● WORK INSTRUCTIONS: Your answer should be the lines of the material that include the word "JSON".

● DATA:
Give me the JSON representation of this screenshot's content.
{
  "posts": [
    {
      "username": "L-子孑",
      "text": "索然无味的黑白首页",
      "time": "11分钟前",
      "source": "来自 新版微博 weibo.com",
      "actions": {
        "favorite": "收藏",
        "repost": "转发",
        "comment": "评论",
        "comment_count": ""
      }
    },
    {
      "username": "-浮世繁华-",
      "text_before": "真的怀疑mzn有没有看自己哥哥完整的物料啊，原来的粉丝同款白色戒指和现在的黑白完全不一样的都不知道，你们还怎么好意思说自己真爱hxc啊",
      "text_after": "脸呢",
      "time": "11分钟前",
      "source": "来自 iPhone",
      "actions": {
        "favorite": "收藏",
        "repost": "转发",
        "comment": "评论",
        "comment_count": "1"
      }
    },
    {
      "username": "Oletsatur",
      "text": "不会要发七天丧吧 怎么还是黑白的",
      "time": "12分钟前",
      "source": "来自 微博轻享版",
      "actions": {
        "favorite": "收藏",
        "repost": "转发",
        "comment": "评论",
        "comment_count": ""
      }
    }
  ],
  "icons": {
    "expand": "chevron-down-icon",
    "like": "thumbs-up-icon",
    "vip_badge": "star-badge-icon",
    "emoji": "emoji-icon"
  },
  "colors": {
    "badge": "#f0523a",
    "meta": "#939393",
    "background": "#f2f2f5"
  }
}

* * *

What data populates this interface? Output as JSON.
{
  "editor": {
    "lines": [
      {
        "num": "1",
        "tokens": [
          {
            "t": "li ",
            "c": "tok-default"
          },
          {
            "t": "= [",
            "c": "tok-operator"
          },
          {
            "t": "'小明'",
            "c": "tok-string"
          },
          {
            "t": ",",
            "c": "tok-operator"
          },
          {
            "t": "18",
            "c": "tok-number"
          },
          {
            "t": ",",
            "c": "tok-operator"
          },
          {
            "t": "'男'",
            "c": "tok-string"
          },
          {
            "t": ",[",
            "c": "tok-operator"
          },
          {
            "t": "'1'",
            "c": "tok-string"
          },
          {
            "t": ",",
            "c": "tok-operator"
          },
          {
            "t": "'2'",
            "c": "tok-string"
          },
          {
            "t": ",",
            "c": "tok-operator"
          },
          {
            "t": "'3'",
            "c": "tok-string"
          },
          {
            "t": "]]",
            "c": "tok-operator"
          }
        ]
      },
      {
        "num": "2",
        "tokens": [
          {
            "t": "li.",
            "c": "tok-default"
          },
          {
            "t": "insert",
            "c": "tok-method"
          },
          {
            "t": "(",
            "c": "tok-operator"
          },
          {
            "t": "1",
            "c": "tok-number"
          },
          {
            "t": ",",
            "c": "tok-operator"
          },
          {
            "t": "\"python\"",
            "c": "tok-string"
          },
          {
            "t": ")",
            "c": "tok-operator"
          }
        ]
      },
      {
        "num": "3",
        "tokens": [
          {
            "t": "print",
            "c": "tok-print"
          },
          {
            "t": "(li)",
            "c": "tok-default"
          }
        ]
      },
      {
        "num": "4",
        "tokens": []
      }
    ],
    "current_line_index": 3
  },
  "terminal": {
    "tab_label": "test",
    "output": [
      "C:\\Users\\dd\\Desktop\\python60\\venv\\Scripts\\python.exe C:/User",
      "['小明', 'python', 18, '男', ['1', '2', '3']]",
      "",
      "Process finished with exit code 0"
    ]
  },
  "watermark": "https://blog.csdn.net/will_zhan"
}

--

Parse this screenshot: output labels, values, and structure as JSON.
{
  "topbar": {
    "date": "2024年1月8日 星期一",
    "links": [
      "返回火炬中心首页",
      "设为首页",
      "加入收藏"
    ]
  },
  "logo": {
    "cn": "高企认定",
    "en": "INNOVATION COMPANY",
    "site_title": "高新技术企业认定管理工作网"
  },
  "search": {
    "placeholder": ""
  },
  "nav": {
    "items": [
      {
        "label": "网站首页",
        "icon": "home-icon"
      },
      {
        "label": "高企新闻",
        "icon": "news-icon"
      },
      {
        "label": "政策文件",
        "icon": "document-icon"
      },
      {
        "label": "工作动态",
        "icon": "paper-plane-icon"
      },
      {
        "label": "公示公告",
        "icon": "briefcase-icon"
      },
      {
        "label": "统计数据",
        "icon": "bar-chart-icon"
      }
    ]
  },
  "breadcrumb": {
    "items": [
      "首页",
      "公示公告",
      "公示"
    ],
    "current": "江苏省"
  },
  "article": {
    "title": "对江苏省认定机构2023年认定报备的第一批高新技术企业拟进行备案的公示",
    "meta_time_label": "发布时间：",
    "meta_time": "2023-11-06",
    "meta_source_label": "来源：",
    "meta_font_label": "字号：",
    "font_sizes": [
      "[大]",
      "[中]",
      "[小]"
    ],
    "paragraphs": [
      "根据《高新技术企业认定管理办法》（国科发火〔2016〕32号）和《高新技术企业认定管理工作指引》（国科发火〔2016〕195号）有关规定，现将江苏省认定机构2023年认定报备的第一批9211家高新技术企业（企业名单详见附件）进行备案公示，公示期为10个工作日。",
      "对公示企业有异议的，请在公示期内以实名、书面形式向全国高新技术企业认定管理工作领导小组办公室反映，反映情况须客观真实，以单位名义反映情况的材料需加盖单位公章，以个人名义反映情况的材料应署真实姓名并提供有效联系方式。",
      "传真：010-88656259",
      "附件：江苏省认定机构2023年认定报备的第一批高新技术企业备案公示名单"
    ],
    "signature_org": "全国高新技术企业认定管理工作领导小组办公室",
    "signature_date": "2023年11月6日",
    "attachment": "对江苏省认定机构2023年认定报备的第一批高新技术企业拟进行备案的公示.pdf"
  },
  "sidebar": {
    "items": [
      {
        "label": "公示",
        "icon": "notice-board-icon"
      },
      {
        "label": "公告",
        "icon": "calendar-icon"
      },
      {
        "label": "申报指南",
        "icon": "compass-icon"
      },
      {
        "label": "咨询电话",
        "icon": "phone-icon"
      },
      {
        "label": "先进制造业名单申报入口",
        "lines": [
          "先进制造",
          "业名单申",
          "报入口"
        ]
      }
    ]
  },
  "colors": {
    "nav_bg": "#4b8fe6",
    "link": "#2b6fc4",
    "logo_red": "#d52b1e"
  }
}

● SOLUTION TO THIS EXERCISE:
Give me the JSON representation of this screenshot's content.
What data populates this interface? Output as JSON.
Parse this screenshot: output labels, values, and structure as JSON.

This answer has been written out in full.